*AIM OF THE EXERCISE*.
Copy out all the lines of the data that hold the word "がとれました".

*INPUT FOR THIS TASK*.
+ + + +

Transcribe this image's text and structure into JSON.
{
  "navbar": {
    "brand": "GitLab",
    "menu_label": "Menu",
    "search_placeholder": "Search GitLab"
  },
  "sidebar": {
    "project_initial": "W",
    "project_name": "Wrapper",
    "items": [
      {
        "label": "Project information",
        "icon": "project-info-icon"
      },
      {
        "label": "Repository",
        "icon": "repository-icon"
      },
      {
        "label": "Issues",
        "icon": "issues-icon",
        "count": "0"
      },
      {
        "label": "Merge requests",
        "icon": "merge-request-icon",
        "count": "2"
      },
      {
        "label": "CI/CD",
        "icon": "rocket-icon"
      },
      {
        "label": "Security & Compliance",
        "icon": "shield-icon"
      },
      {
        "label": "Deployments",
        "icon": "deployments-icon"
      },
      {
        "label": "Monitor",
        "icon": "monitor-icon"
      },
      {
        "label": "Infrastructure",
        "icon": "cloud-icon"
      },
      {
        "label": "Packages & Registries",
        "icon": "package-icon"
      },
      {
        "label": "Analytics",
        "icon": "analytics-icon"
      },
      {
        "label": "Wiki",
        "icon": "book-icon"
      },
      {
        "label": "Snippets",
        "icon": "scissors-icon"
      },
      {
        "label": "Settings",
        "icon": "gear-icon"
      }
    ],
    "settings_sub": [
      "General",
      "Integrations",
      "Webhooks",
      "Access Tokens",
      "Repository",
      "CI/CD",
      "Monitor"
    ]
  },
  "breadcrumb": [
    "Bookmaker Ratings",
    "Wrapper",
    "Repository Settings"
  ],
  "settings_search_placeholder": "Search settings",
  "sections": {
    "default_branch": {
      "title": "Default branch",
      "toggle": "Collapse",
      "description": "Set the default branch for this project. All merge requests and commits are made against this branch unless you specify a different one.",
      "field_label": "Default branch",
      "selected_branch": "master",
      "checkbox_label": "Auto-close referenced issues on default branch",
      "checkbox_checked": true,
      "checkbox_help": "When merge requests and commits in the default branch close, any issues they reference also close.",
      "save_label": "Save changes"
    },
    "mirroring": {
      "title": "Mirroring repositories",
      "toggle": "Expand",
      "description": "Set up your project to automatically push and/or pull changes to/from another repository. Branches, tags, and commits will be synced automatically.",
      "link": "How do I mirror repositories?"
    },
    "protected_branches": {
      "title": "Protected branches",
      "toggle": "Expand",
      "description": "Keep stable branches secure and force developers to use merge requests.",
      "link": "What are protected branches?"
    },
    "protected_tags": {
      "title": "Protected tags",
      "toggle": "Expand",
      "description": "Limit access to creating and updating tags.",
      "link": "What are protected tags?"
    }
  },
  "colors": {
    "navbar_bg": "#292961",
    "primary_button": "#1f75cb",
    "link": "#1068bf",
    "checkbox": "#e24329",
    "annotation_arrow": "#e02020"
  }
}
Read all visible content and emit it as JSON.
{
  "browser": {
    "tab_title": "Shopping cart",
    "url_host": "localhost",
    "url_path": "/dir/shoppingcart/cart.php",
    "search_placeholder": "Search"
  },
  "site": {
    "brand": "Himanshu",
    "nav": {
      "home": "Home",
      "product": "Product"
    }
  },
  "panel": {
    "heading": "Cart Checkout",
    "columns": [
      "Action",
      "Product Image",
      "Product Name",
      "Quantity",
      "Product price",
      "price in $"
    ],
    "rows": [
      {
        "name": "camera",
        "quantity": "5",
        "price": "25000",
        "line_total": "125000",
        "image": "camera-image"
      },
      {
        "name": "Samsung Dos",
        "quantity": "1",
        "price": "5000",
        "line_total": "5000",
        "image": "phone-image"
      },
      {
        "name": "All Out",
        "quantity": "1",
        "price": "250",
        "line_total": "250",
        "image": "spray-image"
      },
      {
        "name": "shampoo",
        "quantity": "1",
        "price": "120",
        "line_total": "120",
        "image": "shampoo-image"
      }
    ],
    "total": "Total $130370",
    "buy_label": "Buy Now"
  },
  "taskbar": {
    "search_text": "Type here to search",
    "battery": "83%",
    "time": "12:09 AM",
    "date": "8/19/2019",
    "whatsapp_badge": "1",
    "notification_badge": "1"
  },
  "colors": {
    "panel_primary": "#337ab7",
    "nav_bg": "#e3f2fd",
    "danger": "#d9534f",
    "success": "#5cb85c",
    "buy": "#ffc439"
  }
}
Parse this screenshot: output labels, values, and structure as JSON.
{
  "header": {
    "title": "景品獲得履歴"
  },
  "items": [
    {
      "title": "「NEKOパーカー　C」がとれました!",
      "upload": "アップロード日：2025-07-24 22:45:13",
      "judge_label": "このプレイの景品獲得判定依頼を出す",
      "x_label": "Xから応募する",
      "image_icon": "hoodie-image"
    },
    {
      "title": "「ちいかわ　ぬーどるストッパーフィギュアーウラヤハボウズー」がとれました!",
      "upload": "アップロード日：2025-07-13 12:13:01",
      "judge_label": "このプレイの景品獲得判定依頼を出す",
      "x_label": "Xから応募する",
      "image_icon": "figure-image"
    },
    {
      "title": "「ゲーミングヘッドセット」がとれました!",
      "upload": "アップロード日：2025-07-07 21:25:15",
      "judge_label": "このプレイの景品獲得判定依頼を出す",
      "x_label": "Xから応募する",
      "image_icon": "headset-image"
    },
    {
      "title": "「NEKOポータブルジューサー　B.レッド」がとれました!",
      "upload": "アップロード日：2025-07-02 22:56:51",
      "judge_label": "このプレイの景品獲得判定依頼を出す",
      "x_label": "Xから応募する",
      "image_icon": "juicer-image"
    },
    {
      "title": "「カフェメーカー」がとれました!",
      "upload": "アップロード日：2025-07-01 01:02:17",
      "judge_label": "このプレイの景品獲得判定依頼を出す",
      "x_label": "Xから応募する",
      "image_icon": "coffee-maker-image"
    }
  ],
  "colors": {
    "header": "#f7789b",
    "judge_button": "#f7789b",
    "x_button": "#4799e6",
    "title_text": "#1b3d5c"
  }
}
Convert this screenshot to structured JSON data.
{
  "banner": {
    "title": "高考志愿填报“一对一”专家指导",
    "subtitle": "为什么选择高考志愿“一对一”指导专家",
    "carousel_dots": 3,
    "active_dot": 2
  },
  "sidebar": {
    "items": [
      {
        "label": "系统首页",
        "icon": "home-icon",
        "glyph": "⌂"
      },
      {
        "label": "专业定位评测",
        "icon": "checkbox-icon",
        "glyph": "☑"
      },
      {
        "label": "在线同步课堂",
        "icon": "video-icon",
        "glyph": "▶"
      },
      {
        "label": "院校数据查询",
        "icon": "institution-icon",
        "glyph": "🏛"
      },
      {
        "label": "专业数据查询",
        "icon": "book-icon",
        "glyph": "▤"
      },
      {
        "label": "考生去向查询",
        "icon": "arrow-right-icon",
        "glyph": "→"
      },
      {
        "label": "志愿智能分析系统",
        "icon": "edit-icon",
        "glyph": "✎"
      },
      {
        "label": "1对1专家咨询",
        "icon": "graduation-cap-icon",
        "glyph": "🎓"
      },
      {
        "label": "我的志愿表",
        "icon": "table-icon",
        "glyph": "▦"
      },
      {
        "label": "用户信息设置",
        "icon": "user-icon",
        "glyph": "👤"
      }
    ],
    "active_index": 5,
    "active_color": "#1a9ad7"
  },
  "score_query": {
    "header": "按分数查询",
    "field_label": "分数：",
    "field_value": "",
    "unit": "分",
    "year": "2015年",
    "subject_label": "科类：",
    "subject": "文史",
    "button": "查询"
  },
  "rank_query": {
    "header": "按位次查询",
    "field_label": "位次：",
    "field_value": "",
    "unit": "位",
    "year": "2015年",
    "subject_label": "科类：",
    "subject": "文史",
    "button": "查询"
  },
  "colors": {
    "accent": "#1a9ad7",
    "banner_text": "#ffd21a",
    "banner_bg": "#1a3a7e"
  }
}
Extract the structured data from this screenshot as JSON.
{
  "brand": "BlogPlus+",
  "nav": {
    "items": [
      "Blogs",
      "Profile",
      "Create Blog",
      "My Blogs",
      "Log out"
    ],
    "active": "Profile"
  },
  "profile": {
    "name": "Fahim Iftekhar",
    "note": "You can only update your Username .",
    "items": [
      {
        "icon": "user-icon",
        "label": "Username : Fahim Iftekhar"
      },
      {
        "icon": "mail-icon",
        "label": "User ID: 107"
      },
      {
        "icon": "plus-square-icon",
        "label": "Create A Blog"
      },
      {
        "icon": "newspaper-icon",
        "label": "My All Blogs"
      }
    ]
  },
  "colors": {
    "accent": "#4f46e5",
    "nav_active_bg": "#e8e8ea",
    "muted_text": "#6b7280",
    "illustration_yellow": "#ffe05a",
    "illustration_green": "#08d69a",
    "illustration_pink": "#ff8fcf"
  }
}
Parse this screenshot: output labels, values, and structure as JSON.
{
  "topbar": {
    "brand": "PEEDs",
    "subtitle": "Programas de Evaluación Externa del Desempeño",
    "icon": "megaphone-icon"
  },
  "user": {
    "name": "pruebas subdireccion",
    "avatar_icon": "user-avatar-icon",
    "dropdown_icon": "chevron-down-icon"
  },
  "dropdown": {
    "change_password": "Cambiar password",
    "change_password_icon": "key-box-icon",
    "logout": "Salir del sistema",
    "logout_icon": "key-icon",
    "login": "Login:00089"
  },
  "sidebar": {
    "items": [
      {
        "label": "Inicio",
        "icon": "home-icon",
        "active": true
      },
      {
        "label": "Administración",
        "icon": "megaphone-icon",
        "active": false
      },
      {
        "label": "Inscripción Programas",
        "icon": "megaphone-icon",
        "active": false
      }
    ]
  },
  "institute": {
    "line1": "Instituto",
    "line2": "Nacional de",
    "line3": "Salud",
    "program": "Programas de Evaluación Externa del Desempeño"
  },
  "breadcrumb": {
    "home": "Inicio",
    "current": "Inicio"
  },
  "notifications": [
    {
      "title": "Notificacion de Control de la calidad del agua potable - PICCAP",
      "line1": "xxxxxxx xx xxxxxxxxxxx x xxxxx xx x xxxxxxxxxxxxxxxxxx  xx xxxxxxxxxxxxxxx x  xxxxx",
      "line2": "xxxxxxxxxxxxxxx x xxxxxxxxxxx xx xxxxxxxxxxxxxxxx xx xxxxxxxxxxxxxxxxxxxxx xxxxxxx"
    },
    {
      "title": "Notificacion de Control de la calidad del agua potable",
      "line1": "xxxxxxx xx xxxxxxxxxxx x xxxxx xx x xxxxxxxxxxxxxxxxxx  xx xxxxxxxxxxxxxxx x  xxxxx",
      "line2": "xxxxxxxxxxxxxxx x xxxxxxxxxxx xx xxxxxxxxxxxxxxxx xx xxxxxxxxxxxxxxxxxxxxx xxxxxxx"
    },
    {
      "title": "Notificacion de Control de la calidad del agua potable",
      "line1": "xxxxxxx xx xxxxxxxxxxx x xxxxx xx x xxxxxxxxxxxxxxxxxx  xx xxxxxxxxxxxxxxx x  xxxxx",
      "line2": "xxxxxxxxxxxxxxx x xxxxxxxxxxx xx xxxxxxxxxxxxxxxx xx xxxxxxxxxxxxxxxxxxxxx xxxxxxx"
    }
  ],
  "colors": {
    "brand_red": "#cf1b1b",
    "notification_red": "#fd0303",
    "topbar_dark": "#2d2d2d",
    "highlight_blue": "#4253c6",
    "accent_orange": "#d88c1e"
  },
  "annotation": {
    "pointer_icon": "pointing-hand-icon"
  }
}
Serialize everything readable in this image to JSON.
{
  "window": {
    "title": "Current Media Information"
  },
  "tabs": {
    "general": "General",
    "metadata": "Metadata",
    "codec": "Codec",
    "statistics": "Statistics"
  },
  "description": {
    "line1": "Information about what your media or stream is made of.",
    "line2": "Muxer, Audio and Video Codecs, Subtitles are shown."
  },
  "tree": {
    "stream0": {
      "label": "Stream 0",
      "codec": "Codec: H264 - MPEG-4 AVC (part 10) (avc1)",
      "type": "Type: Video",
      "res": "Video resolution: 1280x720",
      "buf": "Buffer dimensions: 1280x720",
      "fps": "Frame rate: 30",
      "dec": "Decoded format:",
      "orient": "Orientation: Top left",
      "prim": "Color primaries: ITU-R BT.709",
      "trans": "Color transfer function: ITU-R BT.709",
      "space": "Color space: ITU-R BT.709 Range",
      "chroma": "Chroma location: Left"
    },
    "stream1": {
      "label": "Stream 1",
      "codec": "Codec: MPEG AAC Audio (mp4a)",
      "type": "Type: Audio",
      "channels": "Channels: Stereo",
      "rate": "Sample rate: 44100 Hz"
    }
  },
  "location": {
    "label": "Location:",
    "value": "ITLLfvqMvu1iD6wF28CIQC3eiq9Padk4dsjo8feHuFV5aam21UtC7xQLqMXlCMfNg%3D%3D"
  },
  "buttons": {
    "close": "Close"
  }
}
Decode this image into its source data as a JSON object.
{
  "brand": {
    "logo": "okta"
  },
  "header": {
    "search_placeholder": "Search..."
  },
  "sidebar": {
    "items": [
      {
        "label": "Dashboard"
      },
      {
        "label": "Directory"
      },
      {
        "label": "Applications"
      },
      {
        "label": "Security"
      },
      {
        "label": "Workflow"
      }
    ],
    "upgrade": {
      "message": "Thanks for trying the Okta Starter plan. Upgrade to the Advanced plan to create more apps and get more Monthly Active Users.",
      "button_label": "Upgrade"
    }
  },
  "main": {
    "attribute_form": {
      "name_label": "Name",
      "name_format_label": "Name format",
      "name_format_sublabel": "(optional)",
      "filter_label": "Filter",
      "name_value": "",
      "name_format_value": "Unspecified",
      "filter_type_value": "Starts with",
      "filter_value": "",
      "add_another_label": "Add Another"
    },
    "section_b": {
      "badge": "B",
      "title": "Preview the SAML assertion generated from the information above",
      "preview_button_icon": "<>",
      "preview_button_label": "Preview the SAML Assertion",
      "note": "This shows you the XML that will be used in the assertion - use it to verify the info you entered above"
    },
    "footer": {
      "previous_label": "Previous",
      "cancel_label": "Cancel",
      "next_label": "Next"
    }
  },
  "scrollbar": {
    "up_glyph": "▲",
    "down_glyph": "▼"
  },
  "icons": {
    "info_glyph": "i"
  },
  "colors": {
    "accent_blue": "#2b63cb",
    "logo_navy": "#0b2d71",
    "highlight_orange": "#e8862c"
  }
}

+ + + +

*RESPONSE FOR THIS EXERCISE*.
      "title": "「NEKOパーカー　C」がとれました!",
      "title": "「ちいかわ　ぬーどるストッパーフィギュアーウラヤハボウズー」がとれました!",
      "title": "「ゲーミングヘッドセット」がとれました!",
      "title": "「NEKOポータブルジューサー　B.レッド」がとれました!",
      "title": "「カフェメーカー」がとれました!",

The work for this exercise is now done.